### Data listing

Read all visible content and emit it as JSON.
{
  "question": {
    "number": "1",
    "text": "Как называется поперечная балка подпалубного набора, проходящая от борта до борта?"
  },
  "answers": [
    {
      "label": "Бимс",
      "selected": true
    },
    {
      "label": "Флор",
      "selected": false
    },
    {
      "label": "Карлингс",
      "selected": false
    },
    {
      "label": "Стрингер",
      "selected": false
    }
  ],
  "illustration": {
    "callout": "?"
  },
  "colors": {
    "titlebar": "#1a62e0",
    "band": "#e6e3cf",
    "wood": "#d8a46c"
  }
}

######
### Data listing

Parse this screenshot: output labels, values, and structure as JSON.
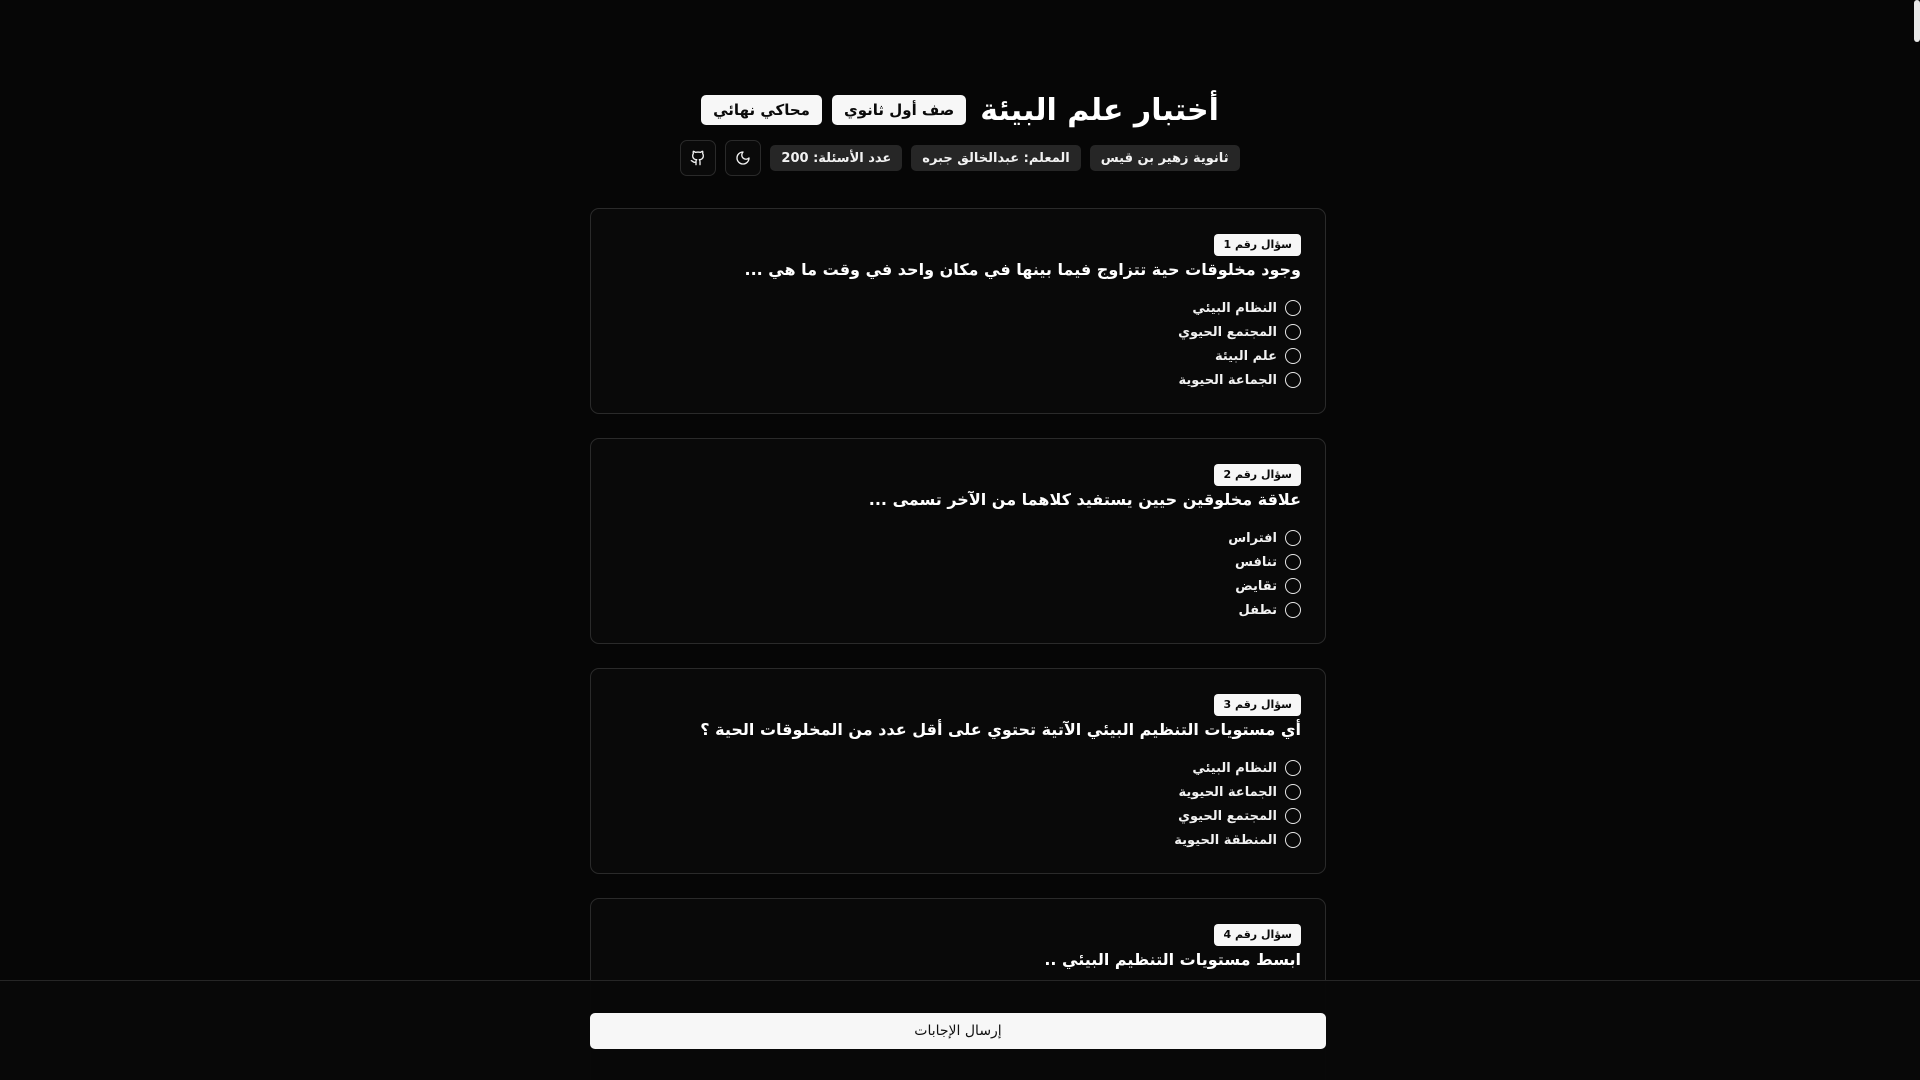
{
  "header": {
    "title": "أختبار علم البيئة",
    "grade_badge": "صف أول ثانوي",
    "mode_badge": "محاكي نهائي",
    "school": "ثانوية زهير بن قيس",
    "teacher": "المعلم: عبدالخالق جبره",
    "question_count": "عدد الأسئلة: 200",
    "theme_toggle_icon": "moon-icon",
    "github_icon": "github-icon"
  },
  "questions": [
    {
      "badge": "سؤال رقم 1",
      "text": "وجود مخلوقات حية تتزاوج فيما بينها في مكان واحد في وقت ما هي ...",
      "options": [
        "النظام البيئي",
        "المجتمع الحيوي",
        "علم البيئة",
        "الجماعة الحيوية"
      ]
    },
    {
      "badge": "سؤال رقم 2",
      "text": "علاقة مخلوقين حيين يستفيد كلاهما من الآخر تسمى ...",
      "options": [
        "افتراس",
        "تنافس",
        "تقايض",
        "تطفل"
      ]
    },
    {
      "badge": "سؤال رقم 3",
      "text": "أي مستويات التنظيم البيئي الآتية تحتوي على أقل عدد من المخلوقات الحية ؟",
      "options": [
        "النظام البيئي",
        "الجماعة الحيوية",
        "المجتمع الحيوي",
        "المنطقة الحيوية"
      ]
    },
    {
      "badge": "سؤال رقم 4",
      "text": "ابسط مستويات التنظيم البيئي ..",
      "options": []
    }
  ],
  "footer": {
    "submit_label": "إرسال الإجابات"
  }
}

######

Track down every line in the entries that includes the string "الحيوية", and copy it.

        "الجماعة الحيوية"
        "الجماعة الحيوية",
        "المنطقة الحيوية"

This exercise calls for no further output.